* _Exercise aim_: Tally the lines below that contain the word "circle". Only the number should be returned.

BEGIN Given entries

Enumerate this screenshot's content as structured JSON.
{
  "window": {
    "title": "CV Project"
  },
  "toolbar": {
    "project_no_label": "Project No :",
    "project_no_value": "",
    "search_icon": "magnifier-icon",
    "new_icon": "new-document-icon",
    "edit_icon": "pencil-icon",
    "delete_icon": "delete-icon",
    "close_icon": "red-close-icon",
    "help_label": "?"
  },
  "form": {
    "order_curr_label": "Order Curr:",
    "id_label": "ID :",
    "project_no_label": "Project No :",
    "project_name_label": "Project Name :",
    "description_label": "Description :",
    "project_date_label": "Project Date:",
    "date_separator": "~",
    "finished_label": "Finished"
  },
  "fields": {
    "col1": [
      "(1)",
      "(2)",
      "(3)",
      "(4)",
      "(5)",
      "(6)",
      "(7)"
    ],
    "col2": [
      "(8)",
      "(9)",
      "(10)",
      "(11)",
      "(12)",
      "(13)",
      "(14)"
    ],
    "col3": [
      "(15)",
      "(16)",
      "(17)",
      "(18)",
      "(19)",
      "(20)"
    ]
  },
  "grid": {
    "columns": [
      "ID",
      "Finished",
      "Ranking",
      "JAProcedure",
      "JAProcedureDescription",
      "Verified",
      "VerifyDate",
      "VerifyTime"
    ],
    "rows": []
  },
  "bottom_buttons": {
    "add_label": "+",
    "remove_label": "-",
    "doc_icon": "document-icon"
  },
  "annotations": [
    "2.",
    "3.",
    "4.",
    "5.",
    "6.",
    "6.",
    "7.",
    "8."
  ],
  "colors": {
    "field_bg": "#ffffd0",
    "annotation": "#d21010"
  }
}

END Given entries
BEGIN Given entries

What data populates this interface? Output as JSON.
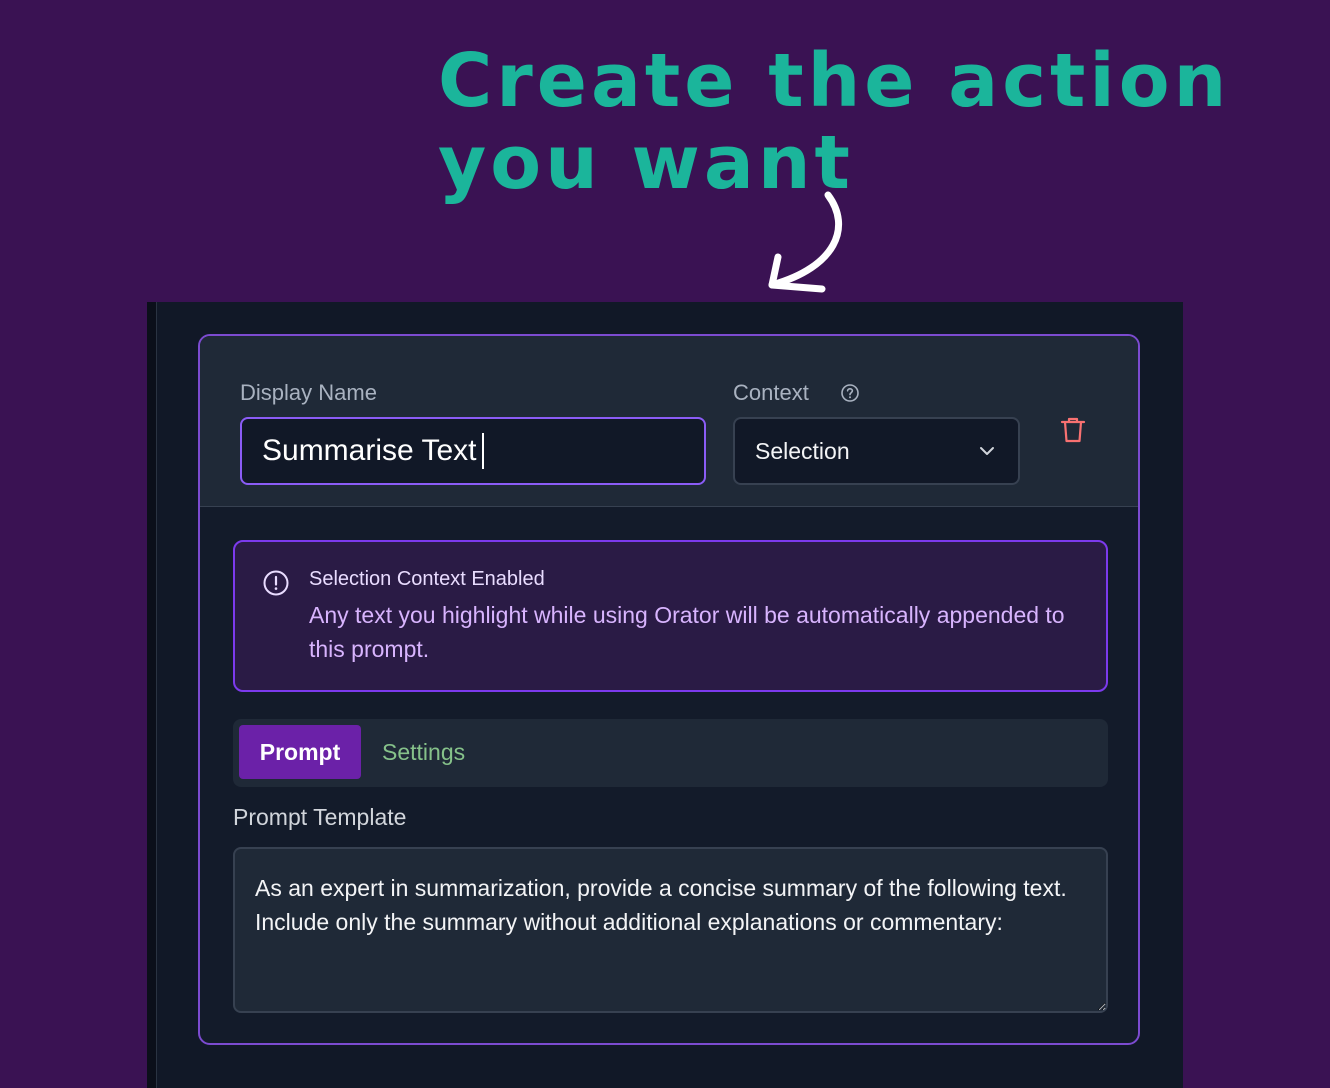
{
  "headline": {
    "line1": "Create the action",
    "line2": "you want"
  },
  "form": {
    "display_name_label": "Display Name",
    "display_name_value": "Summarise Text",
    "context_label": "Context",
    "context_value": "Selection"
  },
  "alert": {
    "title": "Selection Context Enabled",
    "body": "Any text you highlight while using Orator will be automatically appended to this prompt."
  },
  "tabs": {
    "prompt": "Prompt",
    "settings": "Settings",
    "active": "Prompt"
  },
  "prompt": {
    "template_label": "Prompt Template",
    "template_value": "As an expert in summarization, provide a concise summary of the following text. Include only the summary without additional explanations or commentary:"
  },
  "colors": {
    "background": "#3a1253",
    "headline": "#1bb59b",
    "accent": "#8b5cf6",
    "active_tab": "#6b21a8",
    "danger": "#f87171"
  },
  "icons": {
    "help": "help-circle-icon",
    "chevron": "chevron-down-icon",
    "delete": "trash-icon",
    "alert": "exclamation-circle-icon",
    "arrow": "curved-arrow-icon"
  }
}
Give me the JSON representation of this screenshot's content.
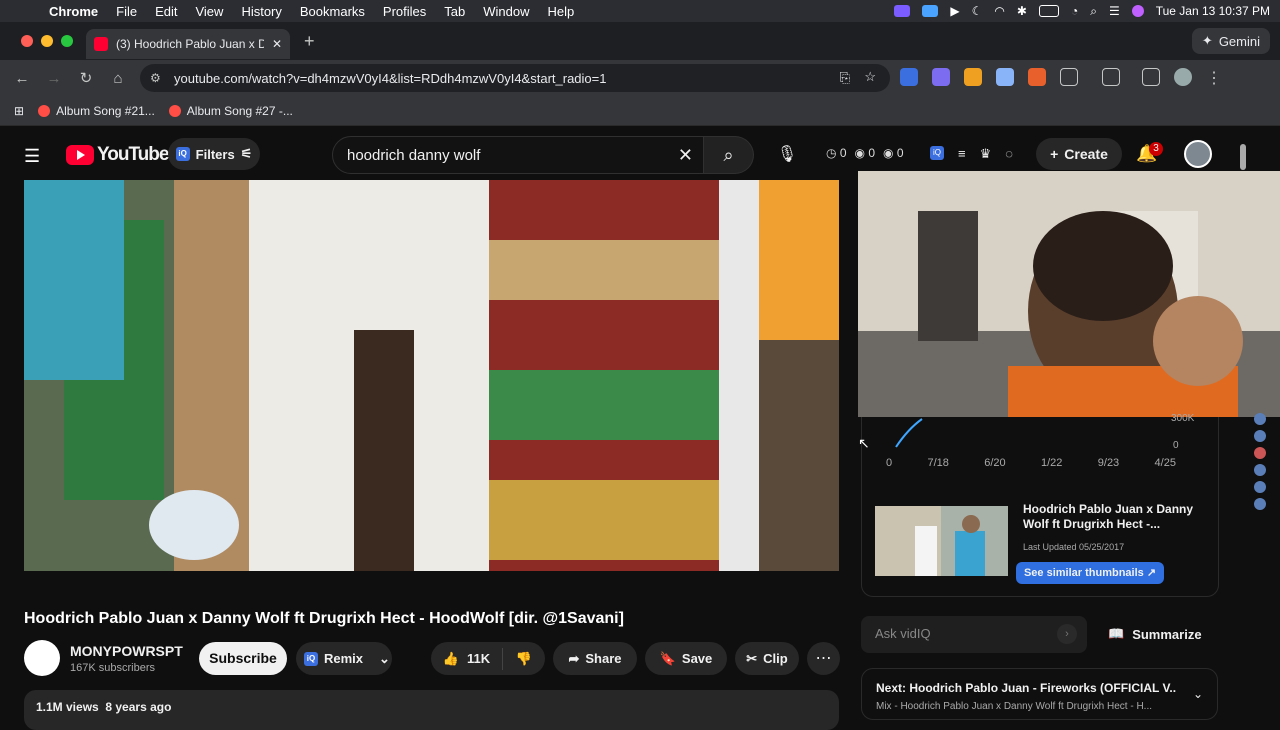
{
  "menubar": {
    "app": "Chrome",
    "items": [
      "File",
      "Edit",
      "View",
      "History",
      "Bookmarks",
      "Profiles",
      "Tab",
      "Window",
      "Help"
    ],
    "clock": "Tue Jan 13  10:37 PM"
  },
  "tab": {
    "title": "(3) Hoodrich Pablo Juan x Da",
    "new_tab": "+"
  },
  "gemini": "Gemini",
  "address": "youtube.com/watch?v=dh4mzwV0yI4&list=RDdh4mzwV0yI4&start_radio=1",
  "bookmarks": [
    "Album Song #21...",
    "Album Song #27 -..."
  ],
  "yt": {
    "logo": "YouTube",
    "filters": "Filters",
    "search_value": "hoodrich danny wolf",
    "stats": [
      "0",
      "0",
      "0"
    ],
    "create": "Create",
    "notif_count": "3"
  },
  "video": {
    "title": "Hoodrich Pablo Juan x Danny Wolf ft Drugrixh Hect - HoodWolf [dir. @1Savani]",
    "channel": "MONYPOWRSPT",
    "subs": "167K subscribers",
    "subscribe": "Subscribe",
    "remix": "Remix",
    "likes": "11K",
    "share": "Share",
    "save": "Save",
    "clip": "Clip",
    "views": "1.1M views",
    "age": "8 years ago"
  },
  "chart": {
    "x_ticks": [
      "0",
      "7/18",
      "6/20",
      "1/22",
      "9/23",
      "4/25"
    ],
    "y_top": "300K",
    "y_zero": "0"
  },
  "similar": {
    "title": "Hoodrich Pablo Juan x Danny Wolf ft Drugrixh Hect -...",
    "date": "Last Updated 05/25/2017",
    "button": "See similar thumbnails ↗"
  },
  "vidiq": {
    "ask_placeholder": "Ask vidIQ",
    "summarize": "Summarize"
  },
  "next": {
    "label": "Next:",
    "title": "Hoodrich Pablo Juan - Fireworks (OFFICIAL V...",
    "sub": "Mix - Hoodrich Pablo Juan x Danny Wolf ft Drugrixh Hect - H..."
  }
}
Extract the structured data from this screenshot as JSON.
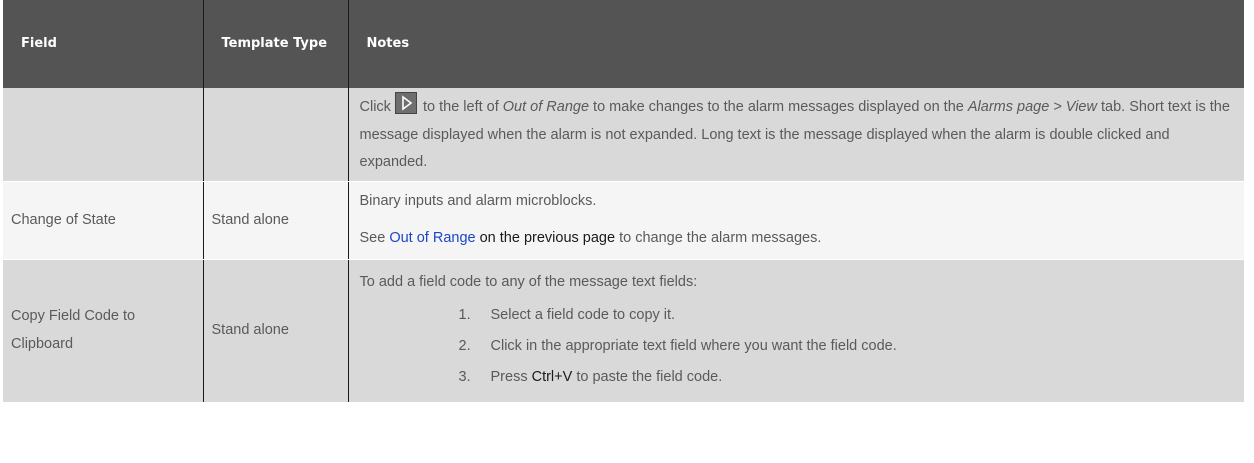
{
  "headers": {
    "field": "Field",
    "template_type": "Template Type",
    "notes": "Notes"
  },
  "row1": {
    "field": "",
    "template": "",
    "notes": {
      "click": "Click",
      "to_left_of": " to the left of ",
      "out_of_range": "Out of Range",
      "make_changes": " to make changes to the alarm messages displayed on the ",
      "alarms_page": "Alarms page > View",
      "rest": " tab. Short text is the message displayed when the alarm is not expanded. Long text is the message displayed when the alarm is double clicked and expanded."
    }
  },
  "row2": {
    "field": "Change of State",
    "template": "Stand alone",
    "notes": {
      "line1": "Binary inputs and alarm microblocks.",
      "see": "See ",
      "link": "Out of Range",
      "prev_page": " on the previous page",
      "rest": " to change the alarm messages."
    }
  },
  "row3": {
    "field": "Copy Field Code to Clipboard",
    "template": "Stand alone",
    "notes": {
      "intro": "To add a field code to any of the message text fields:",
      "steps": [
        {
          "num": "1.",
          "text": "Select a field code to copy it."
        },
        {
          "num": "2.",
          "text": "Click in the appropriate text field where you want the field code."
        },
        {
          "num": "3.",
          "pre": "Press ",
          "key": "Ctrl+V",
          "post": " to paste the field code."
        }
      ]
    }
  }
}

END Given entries
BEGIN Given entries

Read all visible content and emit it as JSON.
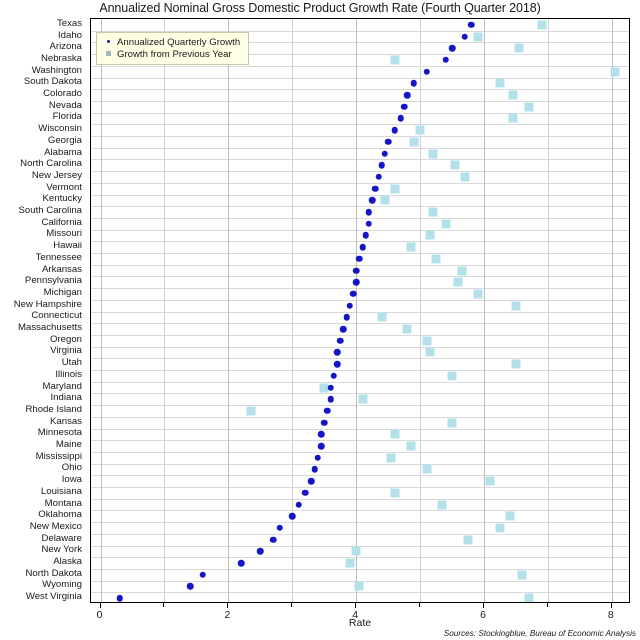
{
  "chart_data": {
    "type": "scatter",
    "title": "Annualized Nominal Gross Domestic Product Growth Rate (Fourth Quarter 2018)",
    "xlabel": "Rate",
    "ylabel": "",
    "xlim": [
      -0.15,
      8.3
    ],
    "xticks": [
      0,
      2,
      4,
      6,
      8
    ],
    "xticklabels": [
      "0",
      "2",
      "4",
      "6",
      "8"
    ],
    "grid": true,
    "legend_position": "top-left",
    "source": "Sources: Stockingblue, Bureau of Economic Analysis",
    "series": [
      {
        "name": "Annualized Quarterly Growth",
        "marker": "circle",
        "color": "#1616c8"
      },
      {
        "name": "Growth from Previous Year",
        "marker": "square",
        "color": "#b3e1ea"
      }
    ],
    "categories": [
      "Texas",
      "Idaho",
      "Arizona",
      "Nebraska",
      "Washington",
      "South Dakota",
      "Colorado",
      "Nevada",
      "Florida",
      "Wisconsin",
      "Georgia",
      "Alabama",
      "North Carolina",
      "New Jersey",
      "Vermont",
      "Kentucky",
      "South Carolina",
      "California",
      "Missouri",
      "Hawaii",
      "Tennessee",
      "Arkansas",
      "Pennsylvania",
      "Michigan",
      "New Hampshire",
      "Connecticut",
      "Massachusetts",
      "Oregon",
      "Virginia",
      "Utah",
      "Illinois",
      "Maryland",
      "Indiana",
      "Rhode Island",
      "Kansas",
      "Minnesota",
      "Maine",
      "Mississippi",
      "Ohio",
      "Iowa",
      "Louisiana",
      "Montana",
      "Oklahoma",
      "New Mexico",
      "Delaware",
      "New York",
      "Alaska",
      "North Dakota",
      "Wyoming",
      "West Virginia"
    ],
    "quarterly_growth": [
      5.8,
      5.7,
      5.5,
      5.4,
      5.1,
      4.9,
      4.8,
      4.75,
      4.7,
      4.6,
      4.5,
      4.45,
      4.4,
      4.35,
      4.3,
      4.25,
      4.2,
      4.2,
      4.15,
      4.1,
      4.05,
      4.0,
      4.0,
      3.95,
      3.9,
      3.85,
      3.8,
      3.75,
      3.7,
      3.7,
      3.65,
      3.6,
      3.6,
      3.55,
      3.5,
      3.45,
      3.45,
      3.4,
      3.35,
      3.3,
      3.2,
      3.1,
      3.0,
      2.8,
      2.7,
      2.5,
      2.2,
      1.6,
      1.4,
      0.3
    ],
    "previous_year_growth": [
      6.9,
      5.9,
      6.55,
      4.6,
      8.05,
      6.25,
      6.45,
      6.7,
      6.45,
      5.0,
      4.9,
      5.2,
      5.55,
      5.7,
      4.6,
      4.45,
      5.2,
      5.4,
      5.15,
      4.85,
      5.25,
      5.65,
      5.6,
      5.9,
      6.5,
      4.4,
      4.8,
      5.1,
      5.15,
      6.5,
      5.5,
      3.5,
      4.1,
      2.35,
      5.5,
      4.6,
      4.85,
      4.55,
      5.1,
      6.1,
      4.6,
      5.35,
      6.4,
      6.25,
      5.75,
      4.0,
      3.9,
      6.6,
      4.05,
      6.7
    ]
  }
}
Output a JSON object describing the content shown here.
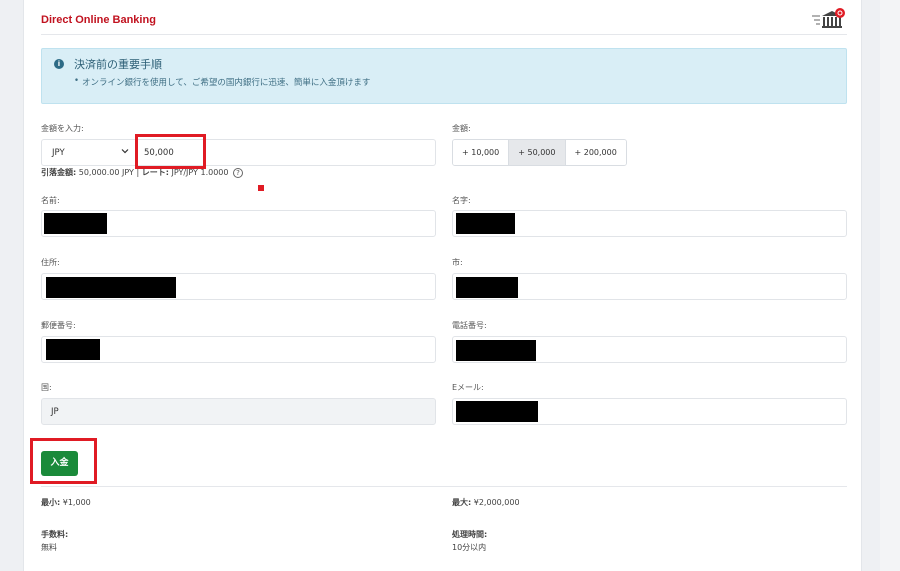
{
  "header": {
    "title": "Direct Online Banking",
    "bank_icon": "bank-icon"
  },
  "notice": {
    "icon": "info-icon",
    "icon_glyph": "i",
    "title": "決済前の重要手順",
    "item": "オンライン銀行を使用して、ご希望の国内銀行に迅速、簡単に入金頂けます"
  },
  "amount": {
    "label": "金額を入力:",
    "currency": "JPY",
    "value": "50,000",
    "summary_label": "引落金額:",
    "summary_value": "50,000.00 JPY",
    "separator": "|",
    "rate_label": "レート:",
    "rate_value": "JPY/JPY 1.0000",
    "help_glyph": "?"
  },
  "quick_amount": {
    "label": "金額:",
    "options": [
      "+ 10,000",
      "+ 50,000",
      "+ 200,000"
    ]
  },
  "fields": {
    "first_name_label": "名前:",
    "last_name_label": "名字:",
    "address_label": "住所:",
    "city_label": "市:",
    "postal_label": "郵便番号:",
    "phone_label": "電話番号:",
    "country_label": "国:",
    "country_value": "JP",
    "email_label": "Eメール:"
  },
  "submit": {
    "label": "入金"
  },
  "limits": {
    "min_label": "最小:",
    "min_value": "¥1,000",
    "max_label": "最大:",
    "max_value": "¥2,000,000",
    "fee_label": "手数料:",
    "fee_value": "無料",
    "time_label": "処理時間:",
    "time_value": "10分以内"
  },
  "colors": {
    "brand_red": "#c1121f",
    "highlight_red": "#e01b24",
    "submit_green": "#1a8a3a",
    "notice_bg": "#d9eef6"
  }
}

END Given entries

* _Task output_: 3